The Monstrous Majyc

Well, the meme bug has bitten, and Ravyn asks

Doesn’t everyone sometimes wonder what they’d be if they were an RPG-style monster? I did, as part of a coordinated RPG Blogger Bestiary… and I ended up with this.

Well, no, the thought hadn’t really crossed my mind before.  But now that you ask.

The Majyc

Monster Rating: 95 (typically found on dungeon level 1)
Combat Dice: 10d6+48  WIZ 95
Special Abilities: Mirage – cost 0, can cast once per 10 minutes when not in combat.  Port-a-Vision – cost 0, can cast once per 10 minutes when not in combat. Mystic Visions – cost 0, can be cast once per combat turn.  Wall of Stone – can be cast once per 10 minutes for 0 cost when not in combat, or at normal cost (47) Omniflex – cost 0, once per party, only if captured.  Wink Wing – cost 0, as per Leprechaun ability.  Blow Me To – cost 0, once, after casting Omniflex.

The Majyc is singular, only one is ever found in a dungeon.  It is a small semi-translucent humanoid, about the size of a fairy but without the wings.  It is hard to spot (SR5 vs Int) if it’s not moving.   It will tend to gravitate towards libraries and collections of books, if the dungeon has any, and then use its powers to divert and distract both adventurers and monsters from the area it’s inhabiting.  It will only fight if cornered.  If captured, it will offer to cast Omniflex on one party member; after casting Omniflex it is teleported via Blow Me To to another dungeon entirely.
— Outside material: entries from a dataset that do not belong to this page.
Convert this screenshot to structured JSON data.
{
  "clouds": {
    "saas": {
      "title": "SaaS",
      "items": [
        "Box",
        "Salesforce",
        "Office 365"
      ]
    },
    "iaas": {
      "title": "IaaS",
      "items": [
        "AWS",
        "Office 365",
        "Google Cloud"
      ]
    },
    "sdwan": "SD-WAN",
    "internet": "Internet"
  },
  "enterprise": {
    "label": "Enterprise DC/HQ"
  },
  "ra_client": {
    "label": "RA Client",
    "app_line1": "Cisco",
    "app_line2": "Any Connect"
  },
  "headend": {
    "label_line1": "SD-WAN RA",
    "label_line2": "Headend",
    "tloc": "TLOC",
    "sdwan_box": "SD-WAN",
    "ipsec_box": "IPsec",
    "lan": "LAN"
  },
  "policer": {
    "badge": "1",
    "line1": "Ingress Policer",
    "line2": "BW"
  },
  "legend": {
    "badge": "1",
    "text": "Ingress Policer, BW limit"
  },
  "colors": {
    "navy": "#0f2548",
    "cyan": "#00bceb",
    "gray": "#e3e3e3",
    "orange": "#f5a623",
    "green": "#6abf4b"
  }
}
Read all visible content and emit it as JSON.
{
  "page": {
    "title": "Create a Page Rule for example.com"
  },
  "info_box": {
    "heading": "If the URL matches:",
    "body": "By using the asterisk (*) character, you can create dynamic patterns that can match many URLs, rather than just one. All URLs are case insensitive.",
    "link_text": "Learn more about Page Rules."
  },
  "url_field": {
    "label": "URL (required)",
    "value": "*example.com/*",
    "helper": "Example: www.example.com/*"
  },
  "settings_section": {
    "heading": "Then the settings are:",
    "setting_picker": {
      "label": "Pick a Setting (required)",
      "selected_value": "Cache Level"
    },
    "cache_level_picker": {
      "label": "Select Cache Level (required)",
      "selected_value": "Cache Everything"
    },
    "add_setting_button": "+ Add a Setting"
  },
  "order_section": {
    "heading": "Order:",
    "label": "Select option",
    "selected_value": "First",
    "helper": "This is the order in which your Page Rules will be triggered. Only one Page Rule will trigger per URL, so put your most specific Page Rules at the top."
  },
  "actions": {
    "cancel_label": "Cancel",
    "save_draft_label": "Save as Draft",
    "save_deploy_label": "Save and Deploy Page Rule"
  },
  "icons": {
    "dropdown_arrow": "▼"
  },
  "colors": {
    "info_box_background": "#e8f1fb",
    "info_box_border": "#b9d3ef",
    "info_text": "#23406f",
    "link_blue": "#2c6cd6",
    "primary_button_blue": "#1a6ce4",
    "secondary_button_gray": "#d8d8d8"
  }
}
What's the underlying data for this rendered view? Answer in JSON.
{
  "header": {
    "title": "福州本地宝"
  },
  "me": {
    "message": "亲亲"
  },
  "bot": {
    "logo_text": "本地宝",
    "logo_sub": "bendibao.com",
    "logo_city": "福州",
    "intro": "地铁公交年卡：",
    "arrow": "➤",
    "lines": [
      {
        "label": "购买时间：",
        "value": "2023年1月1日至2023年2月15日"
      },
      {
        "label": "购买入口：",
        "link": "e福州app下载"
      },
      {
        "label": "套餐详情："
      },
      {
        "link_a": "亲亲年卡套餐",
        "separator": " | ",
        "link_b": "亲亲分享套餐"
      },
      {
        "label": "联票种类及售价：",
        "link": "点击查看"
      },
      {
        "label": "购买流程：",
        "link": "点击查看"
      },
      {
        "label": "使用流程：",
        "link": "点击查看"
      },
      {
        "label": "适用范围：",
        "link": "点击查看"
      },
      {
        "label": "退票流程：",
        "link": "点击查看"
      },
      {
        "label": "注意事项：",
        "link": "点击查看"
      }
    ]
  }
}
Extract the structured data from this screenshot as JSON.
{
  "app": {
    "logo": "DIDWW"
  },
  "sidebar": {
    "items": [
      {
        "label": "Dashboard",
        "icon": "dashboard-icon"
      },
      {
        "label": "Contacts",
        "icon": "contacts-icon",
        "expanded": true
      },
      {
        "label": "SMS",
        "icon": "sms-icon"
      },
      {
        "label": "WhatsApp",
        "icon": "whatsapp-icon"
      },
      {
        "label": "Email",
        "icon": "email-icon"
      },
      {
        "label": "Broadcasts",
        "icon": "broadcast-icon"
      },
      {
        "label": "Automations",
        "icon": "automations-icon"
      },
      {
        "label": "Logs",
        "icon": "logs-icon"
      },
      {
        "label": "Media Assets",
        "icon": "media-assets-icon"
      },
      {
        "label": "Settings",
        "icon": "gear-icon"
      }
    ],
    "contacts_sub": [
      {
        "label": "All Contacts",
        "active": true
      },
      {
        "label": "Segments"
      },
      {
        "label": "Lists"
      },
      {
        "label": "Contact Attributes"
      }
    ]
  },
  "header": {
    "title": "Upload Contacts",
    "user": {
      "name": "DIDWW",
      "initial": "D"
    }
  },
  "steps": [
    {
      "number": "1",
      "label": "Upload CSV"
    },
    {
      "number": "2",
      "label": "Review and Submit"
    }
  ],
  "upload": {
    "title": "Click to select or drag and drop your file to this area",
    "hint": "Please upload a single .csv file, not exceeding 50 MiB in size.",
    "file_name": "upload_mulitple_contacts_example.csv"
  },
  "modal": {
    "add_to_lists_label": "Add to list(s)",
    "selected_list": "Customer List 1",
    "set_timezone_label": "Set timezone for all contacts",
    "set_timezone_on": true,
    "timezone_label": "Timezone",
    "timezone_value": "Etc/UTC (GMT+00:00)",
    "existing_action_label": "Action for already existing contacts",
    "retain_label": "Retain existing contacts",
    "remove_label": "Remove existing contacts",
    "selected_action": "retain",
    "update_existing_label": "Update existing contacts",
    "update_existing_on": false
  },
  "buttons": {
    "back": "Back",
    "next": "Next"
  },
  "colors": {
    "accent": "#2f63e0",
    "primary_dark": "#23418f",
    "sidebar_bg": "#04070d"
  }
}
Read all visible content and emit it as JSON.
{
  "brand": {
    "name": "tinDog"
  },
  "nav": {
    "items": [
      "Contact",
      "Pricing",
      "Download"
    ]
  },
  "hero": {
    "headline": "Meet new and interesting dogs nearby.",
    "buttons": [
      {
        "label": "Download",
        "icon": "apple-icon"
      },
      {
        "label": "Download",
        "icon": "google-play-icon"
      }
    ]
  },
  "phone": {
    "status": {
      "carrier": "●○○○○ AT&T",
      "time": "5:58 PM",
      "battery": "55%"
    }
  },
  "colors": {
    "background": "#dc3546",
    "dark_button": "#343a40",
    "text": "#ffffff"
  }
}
The Majyc is fond of combining its spells with architectural features of the dungeon in order to discourage and confound trespassers. For instance, it might create the illusion of a pit just in front of a real pit, while concealing the real pit with the illusion of a floor, so that creatures attempting to jump the visible pit fall into the real pit (or vice-versa, so creatures seeing the illusory pit will approach the edge to investigate and fall right into the real one), or put an illusion of a corridor over a Wall of Stone.  It will not, generally speaking, harass creatures that are heading in the proper direction (away from its lair) or attempt to finish them off.  It never possesses treasure of its own, though it is possible that it has established itself in a library that contains rare and valuable items.  It will not take a room that’s an obvious treasure-vault for its home, since that is just inviting trouble from adventurers.  If it can’t find a suitable book-filled area, it will attempt to create one by pilfering books from other parts of the dungeon.  If the dungeon doesn’t have any, it will leave.

Monsters I Have Loved

Following the lead of Monsters and Manuals: Top 10 Monsters, here are my Top Ten D&D Monsters, in no particular order:

  1. Gelatinous Cube:  I love these guys.  They’re creepy as all get-out, particularly when they’ve got a partially digested skeleton or something suspended in them, they’re not so dangerous as to be unfair and they’re the perfect accoutrement for that oubliette….
  2. Purple Worm:  It’s a worm big enough to swallow you whole.  It can come at you through the dungeon wall. And it’s purple.  What’s not to love?
  3. Umber Hulk: I just like the look of them, back in AD&D 1e.  Mandibles are scary.  The 3rd edition version just looks like a bug missing some legs. I can take or leave the Confusing gaze.
  4. Cockatrice: Stoning is an awesome ability, but I’m not a huge fan of gaze weapons, so I like this guy better than the basilisk.  Did I ever tell you about the time I used Telekinesis to hurl a black pudding at a cockatrice?
  5. Troll:  One troll on the wall, on the wall, one troll on the wall,
    if one of those trolls should happen to fall, Two trolls on the wall on the wall….
  6. Green Slime: it’s a horrible way to go, and a really useful weapon against other monsters.
  7. Golem: they come in a wide variety, and they can stand there century after century waiting to bash in the head of the next adventurer to come through the door.
  8. Liche:  I never actually used these that often, but the fear of them was so strong that I once had an orc with a couple of faintly glowing gems held in front of its eyes bluff a party into retreating by advancing on them from the down the dark corridor.  For the rest of the campaign, players would tease each other by making a holding gems in front of their eyes gesture and saying “Run away! Run away!  I’m a liche!”
  9. Balrog: for some reason Balrogs, and not dragons, were the ultimate bad-ass monster in D&D to me.
  10. Dinosaurs: Breathes there the man with soul so dead
    Who never to himself hath said,
    “I’m fighting a dinosaur! With a Sword! Coooooool!”